(Entries from a dataset of interfaces)
※ ※ ※
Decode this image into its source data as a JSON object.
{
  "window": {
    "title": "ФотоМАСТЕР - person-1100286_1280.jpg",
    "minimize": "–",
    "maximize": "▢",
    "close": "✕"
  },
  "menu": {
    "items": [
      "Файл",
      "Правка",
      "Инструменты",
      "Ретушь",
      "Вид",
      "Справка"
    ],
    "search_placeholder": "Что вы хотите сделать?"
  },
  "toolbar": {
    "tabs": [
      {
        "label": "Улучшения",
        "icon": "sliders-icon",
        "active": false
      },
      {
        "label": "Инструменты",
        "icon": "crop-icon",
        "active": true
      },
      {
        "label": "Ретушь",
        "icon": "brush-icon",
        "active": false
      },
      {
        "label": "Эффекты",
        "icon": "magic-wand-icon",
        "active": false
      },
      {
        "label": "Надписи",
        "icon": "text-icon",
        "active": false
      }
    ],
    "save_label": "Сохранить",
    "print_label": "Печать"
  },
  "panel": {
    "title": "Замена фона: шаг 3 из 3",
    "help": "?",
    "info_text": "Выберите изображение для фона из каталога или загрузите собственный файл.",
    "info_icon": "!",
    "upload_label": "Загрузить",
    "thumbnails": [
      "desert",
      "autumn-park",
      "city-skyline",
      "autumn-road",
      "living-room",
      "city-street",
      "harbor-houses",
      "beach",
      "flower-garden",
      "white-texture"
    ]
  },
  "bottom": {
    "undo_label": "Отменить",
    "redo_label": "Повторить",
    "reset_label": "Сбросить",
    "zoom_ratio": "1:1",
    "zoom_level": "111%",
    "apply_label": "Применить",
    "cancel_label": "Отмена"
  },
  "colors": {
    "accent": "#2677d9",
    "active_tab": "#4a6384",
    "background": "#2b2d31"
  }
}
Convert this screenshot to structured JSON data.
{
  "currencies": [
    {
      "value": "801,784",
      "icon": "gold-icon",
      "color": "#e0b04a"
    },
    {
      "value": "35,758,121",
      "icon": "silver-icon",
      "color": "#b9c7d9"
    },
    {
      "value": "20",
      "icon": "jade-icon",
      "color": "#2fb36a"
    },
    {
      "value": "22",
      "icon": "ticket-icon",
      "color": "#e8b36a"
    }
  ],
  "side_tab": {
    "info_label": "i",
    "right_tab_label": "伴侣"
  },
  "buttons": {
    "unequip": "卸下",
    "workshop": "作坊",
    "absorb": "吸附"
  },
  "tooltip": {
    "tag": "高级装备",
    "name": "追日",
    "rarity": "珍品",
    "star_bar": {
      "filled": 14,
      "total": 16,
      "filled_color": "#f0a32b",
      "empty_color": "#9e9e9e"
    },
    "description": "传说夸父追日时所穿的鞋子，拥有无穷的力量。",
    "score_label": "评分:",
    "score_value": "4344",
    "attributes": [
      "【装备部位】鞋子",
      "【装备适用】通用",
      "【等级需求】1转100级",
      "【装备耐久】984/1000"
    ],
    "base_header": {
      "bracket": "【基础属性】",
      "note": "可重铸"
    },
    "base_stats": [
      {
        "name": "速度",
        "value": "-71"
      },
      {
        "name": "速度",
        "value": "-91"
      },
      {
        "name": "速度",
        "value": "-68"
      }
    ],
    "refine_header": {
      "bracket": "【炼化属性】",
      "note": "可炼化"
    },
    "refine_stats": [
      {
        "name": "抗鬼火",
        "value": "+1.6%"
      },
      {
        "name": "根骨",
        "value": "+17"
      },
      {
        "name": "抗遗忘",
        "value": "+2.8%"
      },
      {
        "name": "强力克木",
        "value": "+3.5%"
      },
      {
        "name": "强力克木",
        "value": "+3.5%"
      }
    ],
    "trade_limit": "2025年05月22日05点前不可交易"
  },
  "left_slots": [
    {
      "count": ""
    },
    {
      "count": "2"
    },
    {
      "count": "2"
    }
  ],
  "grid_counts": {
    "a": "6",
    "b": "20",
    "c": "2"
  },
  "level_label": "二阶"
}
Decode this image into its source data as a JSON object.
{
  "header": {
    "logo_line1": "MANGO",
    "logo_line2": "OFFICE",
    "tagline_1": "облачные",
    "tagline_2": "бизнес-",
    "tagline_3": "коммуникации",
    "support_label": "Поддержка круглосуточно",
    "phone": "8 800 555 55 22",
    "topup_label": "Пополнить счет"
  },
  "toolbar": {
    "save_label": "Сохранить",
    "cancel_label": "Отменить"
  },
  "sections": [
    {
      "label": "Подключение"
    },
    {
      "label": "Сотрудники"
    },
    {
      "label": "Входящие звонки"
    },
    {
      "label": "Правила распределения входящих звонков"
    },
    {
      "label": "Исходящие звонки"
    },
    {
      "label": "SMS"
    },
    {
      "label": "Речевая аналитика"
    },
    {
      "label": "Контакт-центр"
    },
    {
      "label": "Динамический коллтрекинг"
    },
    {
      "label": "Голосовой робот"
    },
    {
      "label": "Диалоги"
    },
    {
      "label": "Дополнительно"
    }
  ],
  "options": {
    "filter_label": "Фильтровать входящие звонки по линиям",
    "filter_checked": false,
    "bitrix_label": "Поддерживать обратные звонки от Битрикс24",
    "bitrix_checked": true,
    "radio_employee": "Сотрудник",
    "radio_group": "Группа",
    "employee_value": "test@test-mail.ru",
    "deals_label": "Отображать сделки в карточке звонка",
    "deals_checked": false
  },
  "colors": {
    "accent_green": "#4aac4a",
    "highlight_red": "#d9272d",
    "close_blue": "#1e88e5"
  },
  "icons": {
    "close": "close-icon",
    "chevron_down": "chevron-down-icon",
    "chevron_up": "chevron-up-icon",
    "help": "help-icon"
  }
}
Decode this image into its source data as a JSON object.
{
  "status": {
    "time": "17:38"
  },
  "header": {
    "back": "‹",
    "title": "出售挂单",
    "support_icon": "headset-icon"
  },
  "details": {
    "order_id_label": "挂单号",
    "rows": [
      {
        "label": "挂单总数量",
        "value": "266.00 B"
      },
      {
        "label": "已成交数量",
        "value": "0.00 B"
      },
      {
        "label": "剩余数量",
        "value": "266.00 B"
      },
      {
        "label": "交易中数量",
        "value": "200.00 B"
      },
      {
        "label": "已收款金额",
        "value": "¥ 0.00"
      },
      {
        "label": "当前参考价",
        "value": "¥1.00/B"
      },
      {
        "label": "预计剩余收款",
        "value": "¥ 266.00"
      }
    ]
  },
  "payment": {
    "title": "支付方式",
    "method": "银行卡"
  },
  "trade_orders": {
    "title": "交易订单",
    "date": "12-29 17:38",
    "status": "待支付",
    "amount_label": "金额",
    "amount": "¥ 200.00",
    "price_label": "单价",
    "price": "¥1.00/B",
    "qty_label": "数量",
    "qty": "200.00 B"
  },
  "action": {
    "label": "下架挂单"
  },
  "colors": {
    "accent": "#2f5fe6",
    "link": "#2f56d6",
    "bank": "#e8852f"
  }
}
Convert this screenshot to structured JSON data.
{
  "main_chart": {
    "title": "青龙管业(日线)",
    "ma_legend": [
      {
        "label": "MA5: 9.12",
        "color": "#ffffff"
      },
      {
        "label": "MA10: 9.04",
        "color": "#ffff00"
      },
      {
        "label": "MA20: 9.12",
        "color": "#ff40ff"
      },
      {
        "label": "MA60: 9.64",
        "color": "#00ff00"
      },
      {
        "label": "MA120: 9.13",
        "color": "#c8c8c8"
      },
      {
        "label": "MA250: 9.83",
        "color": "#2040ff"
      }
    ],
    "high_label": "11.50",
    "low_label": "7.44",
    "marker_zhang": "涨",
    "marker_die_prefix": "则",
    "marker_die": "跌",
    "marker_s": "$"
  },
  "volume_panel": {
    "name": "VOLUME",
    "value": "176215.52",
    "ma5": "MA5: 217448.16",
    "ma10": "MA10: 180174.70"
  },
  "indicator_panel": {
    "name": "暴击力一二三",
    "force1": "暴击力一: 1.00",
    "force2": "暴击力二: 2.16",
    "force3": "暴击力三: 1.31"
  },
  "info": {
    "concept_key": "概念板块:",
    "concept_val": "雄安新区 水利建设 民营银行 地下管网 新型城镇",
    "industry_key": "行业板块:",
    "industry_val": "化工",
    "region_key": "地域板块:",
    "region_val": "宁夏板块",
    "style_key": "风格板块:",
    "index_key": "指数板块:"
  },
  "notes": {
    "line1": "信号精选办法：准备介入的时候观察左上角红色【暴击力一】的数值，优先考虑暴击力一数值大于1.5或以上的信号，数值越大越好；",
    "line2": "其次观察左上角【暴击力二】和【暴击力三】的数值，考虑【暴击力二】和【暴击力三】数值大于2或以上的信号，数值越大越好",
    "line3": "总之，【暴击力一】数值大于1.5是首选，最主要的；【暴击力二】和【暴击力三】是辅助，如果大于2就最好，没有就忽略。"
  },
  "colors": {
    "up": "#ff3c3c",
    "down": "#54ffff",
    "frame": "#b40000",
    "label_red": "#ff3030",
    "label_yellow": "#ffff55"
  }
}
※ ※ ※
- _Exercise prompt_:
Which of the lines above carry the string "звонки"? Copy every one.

- _Result_:
      "label": "Входящие звонки"
      "label": "Исходящие звонки"
    "filter_label": "Фильтровать входящие звонки по линиям",
    "bitrix_label": "Поддерживать обратные звонки от Битрикс24",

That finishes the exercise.